SOMETHING’S not right.
I already had my suspicions but chose to ignore them.
Now I fear that is no longer possible; recent events have convinced me so.
Time to face the fact: incidents of going into another room and not remembering why you did so are commonplace in one’s more senior years.
At first, they are mostly dismissed with a chuckle. Silly old me, next I’ll be forgetting my own name. Tut, tut. Not something to be taken seriously; more to have a laugh about with one’s contemporaries.
As with opening the fridge door and staring blankly at the contents, wondering what you are looking for. Ah, yes; the washing up liquid. Must be somewhere else.
All part of the puzzling fabric of daily life but noticeably becoming more frequent as the years tick by.

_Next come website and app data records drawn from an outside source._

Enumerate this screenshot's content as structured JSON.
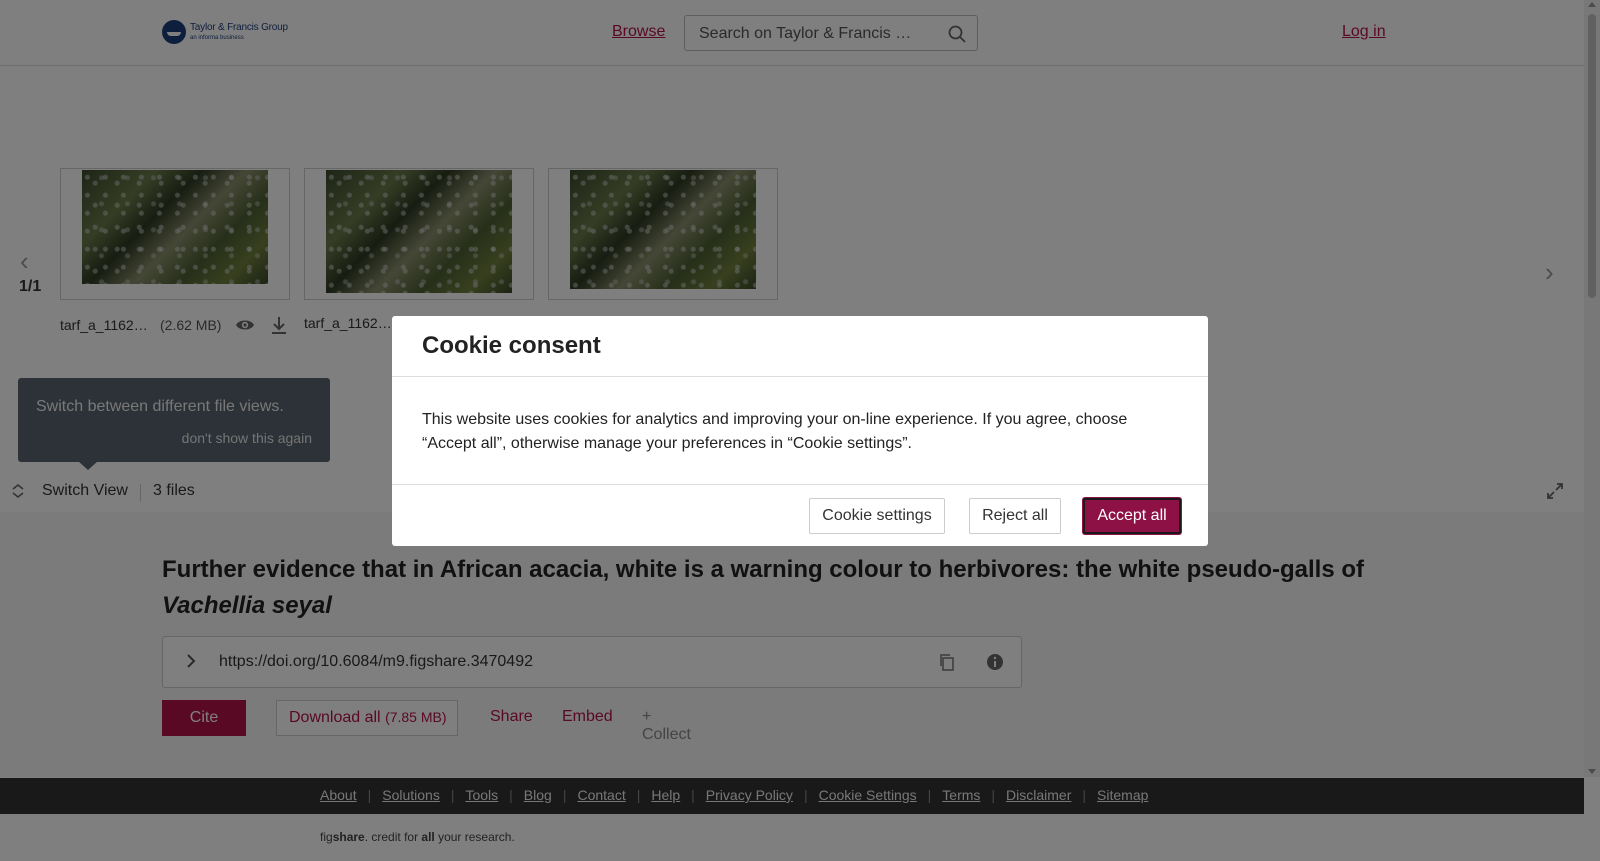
{
  "header": {
    "logo_name": "Taylor & Francis Group",
    "logo_sub": "an informa business",
    "browse": "Browse",
    "search_placeholder": "Search on Taylor & Francis …",
    "login": "Log in"
  },
  "preview": {
    "page_count": "1/1",
    "files": [
      {
        "name": "tarf_a_1162…",
        "size": "(2.62 MB)"
      },
      {
        "name": "tarf_a_1162…"
      },
      {
        "name": ""
      }
    ],
    "tooltip": {
      "text": "Switch between different file views.",
      "dismiss": "don't show this again"
    },
    "switch_view": "Switch View",
    "files_count": "3 files"
  },
  "article": {
    "title_main": "Further evidence that in African acacia, white is a warning colour to herbivores: the white pseudo-galls of ",
    "title_italic": "Vachellia seyal",
    "doi": "https://doi.org/10.6084/m9.figshare.3470492",
    "cite": "Cite",
    "download_all": "Download all",
    "download_size": "(7.85 MB)",
    "share": "Share",
    "embed": "Embed",
    "collect": "+ Collect"
  },
  "footer": {
    "links": [
      "About",
      "Solutions",
      "Tools",
      "Blog",
      "Contact",
      "Help",
      "Privacy Policy",
      "Cookie Settings",
      "Terms",
      "Disclaimer",
      "Sitemap"
    ],
    "credit_pre": "fig",
    "credit_bold": "share",
    "credit_mid": ". credit for ",
    "credit_all": "all",
    "credit_post": " your research."
  },
  "cookie_modal": {
    "title": "Cookie consent",
    "body": "This website uses cookies for analytics and improving your on-line experience. If you agree, choose “Accept all”, otherwise manage your preferences in “Cookie settings”.",
    "settings": "Cookie settings",
    "reject": "Reject all",
    "accept": "Accept all"
  },
  "colors": {
    "brand": "#b5124a",
    "accept_button": "#8e1146",
    "footer_bg": "#333333"
  }
}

Watching television is less and less a simple matter of following a six-part crime drama from week to week and smoothly transiting from one episode to another. Time was when we picked up the threads, knew all the characters, remembered the plot’s earlier twists and turns.
Now each episode comes as a new beginning, with a fresh cast of names to grab on to; trying to recall where one’s seen them before. Frustrating pinpricks of memory from only seven days ago. What not all that far back would have been a thriller in six seamless parts has become half a dozen separate tales that make only partial sense. We are left to wonder how it all began, guessing at reasons behind sudden actions and baffling dialogue.

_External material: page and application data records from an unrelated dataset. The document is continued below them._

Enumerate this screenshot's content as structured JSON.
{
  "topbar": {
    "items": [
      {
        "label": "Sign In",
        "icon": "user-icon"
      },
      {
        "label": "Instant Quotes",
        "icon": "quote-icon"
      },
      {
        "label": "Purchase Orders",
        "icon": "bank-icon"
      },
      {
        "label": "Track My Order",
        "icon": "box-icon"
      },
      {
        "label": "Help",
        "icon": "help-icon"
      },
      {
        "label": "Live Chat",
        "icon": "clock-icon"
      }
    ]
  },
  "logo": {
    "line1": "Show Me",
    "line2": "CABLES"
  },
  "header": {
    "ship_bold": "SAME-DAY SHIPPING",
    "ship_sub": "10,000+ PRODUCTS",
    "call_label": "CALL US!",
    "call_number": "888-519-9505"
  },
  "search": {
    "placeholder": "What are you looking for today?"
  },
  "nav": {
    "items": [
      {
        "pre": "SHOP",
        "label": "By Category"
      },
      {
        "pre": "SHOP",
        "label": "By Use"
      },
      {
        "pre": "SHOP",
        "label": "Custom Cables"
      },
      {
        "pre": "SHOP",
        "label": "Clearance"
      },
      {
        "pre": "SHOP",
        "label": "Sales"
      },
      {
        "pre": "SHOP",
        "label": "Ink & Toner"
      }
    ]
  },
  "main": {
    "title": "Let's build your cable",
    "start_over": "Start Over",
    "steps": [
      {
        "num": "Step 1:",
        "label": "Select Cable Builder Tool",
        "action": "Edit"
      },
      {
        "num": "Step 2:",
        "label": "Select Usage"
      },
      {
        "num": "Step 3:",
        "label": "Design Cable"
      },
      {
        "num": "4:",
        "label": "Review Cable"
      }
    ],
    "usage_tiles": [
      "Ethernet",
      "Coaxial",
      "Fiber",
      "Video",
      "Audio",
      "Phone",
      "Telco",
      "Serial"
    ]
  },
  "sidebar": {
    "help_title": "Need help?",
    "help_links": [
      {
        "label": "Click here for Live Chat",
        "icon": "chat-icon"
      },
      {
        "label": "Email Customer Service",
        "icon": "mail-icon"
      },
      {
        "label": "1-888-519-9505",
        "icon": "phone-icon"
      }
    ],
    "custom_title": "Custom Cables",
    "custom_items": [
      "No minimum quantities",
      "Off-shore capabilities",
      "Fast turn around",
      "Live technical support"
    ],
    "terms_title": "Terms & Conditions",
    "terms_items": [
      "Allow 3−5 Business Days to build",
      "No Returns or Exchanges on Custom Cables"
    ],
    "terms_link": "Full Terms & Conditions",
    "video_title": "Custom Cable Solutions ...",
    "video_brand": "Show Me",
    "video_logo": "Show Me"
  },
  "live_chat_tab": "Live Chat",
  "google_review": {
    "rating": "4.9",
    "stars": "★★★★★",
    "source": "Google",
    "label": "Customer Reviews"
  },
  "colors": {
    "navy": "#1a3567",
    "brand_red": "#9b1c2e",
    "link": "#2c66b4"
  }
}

Annoyance is regularly caused by fumbling for names behind familiar faces, even family members and close friends known for years.
Equally irritating is the continual searching for words that until now have always arrived on demand. A wide range of them, presenting themselves spontaneously, correctly and in orderly sequence, like elite soldiers on parade.
They have been my love and my livelihood since first used to win writing contests in the local paper and ensure I breezed through English essay tests at junior and senior school.
But syllable by syllable they are steadily deserting me. Which, for a daily cruciverbalist, is somewhat hard to take. **pressing, if truth be told, though uttering the d-word in its entirety is to admit defeat. So let’s simply say saddening.
This past weekend, however, brought a ringing of the alarm too insistent to be ignored. After pushing the body through a challenging run (well, challenging for old bones) much-needed rest and relaxation came via plunging into a good book. A really good book. Written by a master of the genre and of the writing craft: John Le Carre’s Agent Running in the Field.
A book of superlative skills in so many aspects: dialogue sparkling with wit and cynicism, minutely precise descriptions of places and people, and plotting more intricate than the finest lacework. All enfolded within a manuscript of flawless prose. But I digress …
There came a point well into my reading when somewhere far in the background I heard the faint peal of the bells of memory. Somewhere around the two hundredth page mark.
Just a tinkling. Set off by a segment played out in the Czech mountain spa resort of Karlovy Vary. Vaguely familiar. Then dismissed as this was remembered territory for other reasons. I, too, had once taken much the same steps as being taken by the spymaster hero of the tale.
Back in pre-Berlin Wall days. Checkpoint Charlie. A far more divided Europe than today. A nighttime walk down looming forested roads.
A clearing shake of the head. Ridding the brain of these unwanted intrusions. Back to Le Carre and his enthralling story.
A few sentences on, the bells rang again. Insistent. Telling me I had already crossed paths with one of the characters. A film, a play, some TV drama?
She aroused a nagging thought that urged me to check my bookshelves.
There it was two shelves down and three books in from the left, already purchased: Agent Running in the Field by John Le Carre. Read about 18 months ago, soon after publication. A book that had recently provided several nights of enthralling bedtime reading with not a word of our earlier acquaintance being recalled.
Worrying. Even more so when I checked the pile of recent reads and realised not a single plot could be quickly recalled. Obliterated, every single one.
Not a good situation for one who enjoys not only reading but also writing reviews of the books that please.
But there is solace to be found. Even if I buy a “new” book I later find is already on my shelves I can now be sure it will come across as fresh as when I first turned its pages.